Key facts about oil production in Azerbaijan
Oil-producing Azerbaijan is voting on whether to scrap the country's two-term presidential limit and give Ilham
Aliyev the chance to rule beyond 2013. The opposition and rights groups have criticised the move.
Here are some key facts about the country:
Azerbaijan, a former Soviet republic, lies at a strategic crossroads between East and West, sandwiched between Iran and Russia and straddling a region emerging as a key transit route for oil and gas from Central Asia to Europe.
It also borders Georgia, Armenia and Turkey.
8.7 mm, mostly Shi'ite Muslims. They speak Azeri, which is closely related to Turkish.
Russian is also widely spoken as a legacy of the Soviet Union and business ties with Russia, particularly in the capital, Baku.
With a BP-led oil and gas pipeline to the Mediterranean, Azerbaijan is a hub for exporting Caspian Sea crude and natural gas to world markets. Energy markets see Caspian oil and gas as keyto Europe's policy of diversifying energy supplies.
GDP grew by an average of more than 20 % per year between 2003 and 2007, making Azerbaijan's economy one of the world's fastest growing. The federal budget multiplied tenfold -- from $ 1.2 bn to $ 12 bn -- over the last five years. Even with the onset of the global economic crisis, GDP is forecast to grow 10 % in 2009, slightly down on 10.8 % in 2008. Azerbaijan has a state oil fund of $ 11.2 bn.
Rights groups accuse the authorities of curbing democracy and media freedoms and point to a personality cult around Ilham Aliyev's father and long-serving leader Heydar that they say makes dissent dangerous.
Azerbaijan's authorities say they are committed to international standards of democracy but that they have an obligation to protect the country from forces they say are trying to sow instability.
Ethnic Armenian separatists, backed by Armenia, fought a war in the 1990s to throw off Azerbaijan's control over the mountainous Nagorno-Karabakh region. An estimated 30,000 people were killed.

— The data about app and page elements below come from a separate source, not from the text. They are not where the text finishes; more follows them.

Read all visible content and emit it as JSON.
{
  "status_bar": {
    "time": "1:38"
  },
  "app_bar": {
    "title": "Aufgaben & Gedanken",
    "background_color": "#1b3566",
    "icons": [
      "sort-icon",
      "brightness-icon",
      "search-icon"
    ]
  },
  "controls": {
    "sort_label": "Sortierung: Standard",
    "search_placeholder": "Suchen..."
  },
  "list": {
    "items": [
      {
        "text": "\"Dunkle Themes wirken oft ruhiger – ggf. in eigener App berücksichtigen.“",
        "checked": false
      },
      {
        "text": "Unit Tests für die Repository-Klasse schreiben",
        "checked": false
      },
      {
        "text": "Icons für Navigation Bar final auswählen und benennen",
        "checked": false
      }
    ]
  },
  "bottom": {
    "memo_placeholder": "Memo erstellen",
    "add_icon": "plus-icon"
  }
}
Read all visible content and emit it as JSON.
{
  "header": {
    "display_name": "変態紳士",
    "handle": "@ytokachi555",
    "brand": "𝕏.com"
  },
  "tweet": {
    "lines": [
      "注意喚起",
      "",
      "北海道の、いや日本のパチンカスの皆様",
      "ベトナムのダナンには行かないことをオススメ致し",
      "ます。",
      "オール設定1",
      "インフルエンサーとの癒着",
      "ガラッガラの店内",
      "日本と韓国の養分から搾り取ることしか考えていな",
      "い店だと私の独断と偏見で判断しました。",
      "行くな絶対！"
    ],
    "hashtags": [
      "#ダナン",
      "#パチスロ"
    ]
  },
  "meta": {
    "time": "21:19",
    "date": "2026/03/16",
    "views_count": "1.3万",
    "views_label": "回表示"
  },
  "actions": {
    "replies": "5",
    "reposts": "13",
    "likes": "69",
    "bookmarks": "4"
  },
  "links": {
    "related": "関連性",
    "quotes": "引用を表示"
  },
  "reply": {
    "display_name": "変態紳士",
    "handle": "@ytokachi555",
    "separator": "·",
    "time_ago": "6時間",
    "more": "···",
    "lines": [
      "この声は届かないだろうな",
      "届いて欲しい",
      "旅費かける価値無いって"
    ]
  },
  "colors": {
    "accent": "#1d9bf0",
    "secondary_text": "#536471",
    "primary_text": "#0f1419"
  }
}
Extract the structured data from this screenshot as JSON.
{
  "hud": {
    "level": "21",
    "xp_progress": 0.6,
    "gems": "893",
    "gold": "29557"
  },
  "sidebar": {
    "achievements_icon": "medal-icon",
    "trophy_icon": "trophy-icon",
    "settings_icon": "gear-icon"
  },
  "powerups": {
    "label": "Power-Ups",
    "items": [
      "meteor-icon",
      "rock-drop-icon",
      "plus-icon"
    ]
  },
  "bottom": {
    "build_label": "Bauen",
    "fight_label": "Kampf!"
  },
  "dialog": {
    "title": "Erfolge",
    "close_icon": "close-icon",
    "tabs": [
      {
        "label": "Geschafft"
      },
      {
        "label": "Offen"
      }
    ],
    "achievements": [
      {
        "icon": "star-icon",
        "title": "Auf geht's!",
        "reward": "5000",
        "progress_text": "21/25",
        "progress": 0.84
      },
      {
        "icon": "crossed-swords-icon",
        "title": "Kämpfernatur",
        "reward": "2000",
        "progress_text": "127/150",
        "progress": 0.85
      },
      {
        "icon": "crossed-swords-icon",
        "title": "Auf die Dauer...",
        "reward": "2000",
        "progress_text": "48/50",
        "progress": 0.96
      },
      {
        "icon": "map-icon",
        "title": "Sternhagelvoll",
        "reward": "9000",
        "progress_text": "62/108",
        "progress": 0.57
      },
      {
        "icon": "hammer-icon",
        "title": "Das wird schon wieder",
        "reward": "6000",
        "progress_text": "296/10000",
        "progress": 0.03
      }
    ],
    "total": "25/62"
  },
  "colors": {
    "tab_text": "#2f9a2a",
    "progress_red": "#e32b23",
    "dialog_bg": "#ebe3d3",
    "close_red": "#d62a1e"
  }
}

A peace accord has never been signed, and the ceasefire is frequently tested by exchanges of fire across the frontline. Armenia backs Nagorno-Karabakh's demand for independence, something Azerbaijan says it can never have.